___ Input data
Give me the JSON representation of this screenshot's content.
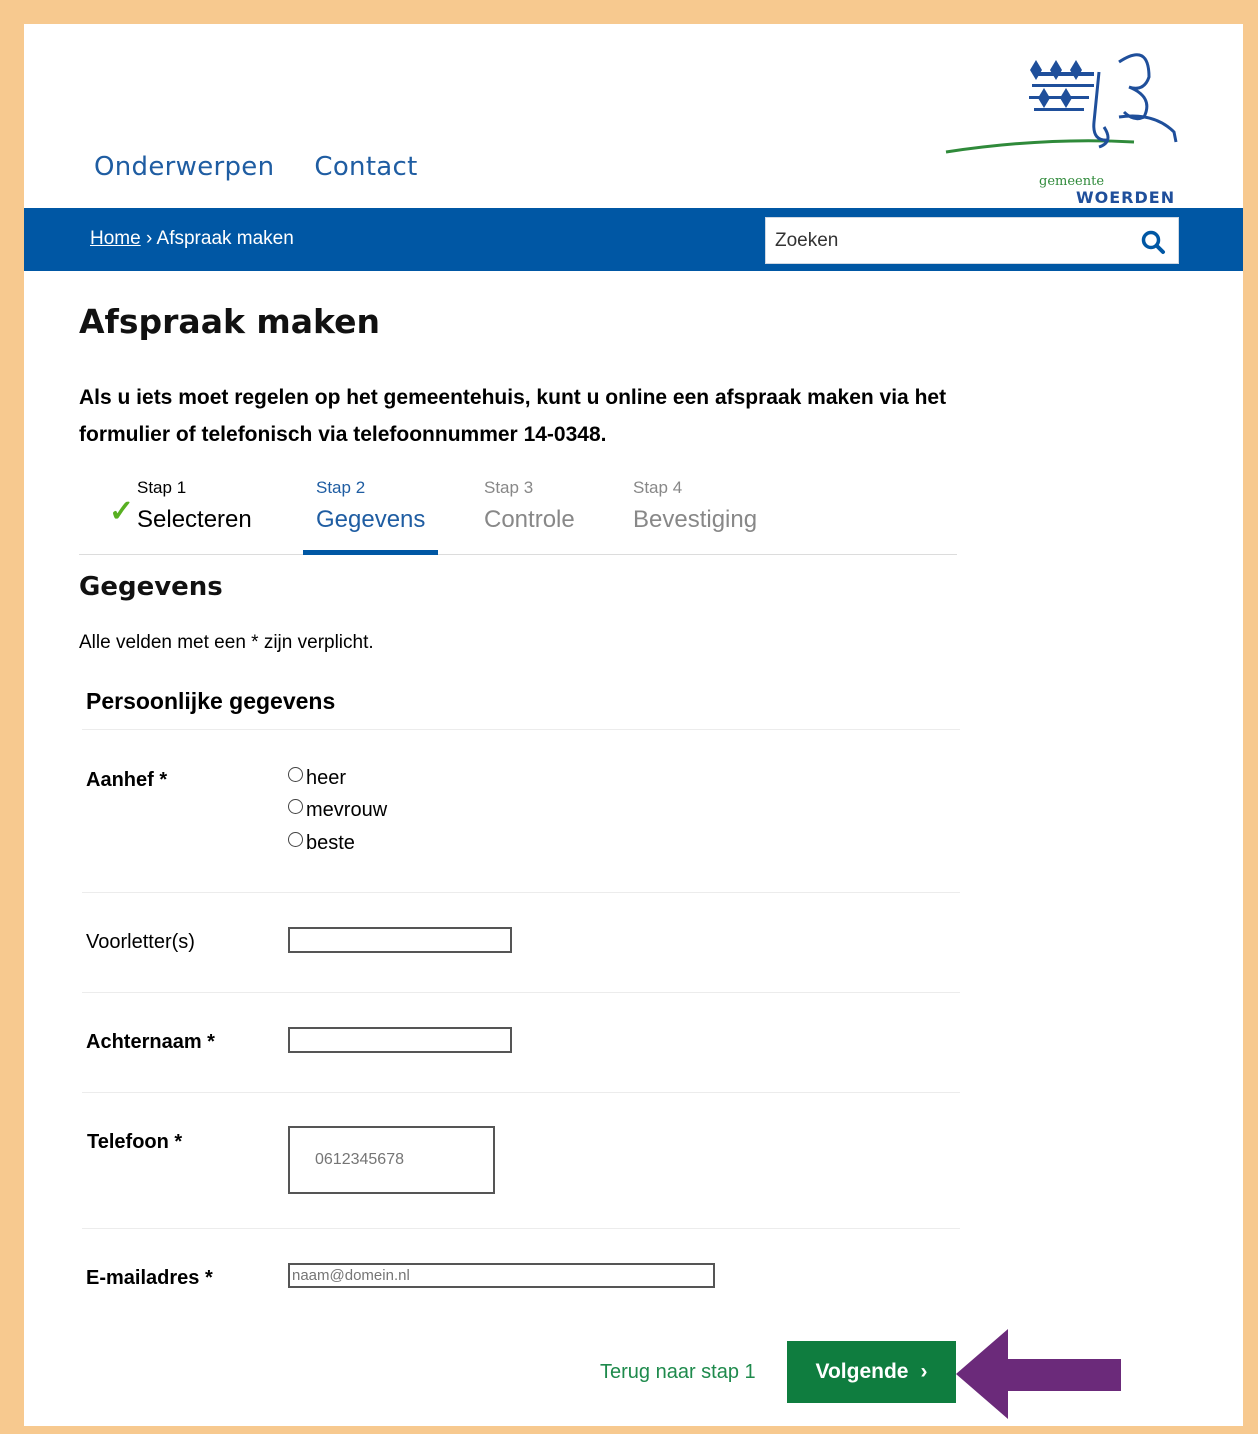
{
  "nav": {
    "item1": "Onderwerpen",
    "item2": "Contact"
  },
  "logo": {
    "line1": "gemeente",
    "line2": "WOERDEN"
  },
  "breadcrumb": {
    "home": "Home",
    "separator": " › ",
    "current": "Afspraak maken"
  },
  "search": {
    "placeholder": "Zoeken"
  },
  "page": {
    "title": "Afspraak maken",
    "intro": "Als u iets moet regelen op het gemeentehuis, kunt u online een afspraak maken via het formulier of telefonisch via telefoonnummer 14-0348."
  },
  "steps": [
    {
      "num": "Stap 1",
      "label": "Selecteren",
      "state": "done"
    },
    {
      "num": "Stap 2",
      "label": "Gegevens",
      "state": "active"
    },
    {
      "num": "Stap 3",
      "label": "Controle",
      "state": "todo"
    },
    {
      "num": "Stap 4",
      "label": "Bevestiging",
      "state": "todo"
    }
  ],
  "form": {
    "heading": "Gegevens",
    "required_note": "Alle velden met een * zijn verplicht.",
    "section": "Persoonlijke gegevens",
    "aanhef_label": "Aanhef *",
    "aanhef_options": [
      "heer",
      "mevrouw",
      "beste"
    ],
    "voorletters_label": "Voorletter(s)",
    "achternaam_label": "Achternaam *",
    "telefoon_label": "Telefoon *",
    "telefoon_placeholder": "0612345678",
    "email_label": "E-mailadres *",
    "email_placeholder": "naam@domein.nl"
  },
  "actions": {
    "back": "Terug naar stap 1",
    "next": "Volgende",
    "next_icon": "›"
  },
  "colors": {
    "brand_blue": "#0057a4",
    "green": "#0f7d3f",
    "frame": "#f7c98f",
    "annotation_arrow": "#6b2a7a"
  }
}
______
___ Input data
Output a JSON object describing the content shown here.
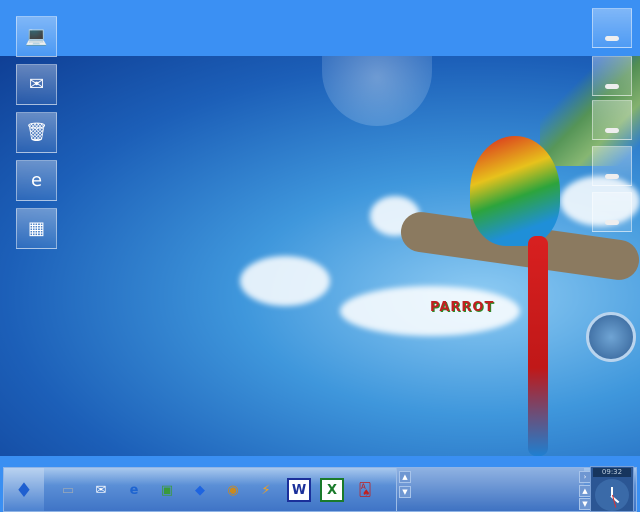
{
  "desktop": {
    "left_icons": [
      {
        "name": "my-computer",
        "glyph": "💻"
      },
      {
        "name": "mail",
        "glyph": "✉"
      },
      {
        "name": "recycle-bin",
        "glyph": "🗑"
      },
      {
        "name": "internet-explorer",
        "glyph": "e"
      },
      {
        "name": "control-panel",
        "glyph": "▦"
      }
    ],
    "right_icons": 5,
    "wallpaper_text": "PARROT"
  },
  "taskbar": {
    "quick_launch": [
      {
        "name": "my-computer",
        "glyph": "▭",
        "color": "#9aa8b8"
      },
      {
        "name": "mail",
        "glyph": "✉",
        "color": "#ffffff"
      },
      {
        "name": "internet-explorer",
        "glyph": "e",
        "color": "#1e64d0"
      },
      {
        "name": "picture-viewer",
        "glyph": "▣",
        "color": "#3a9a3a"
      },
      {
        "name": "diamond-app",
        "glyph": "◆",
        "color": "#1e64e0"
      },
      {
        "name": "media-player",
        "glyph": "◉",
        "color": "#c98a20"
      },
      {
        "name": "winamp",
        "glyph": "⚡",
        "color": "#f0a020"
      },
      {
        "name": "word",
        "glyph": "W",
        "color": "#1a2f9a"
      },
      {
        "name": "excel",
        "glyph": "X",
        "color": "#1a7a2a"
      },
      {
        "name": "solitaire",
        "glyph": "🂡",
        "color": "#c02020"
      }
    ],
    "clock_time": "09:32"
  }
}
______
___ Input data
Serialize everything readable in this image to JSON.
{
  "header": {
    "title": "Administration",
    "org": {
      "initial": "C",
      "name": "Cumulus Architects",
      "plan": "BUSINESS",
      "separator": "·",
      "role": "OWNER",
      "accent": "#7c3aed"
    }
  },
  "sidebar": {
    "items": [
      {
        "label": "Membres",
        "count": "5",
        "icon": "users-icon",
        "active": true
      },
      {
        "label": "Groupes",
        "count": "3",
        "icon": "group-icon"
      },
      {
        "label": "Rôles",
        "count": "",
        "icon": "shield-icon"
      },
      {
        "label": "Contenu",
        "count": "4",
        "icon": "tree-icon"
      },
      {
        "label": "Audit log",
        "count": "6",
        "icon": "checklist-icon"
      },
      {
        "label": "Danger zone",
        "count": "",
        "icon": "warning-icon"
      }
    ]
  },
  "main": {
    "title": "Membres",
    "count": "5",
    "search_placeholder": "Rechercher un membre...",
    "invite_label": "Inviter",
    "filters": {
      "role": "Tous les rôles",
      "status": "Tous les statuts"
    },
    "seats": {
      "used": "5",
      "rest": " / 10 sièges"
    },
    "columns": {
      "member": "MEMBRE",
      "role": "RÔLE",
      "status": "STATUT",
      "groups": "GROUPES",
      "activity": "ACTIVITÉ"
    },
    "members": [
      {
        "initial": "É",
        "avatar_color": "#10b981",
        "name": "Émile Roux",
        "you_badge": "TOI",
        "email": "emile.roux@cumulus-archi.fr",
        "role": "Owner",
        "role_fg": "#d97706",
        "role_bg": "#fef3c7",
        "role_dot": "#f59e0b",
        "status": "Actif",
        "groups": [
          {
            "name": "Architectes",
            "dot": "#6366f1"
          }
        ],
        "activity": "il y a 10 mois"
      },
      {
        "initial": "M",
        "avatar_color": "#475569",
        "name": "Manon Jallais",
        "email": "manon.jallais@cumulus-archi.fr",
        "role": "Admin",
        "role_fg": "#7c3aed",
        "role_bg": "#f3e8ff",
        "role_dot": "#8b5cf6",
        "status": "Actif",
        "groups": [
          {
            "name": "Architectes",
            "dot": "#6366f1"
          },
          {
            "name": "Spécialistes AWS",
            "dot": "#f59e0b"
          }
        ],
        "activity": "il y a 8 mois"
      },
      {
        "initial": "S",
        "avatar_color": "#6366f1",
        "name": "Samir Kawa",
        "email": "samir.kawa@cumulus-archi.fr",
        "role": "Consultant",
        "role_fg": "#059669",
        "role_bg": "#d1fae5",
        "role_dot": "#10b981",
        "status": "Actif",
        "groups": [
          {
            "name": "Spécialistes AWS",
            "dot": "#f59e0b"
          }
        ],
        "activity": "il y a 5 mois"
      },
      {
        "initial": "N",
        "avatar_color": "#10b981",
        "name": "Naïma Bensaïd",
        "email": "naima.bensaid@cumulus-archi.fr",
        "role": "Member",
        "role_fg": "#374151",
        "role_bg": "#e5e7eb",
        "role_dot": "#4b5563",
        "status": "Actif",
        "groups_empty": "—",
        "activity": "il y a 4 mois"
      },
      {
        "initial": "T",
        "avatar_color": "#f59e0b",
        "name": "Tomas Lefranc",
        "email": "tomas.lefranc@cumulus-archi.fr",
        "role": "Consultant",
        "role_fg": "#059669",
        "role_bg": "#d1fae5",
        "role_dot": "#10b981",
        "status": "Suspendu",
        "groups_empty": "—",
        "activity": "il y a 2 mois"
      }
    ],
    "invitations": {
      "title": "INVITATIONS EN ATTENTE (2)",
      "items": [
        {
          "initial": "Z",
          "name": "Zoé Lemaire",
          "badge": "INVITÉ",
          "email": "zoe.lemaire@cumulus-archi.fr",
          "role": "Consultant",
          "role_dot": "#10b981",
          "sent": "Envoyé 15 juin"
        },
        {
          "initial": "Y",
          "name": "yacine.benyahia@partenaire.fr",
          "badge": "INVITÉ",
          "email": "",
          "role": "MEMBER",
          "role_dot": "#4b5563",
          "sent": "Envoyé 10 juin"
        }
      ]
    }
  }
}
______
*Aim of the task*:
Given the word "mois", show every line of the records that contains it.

*Task solution*:
        "activity": "il y a 10 mois"
        "activity": "il y a 8 mois"
        "activity": "il y a 5 mois"
        "activity": "il y a 4 mois"
        "activity": "il y a 2 mois"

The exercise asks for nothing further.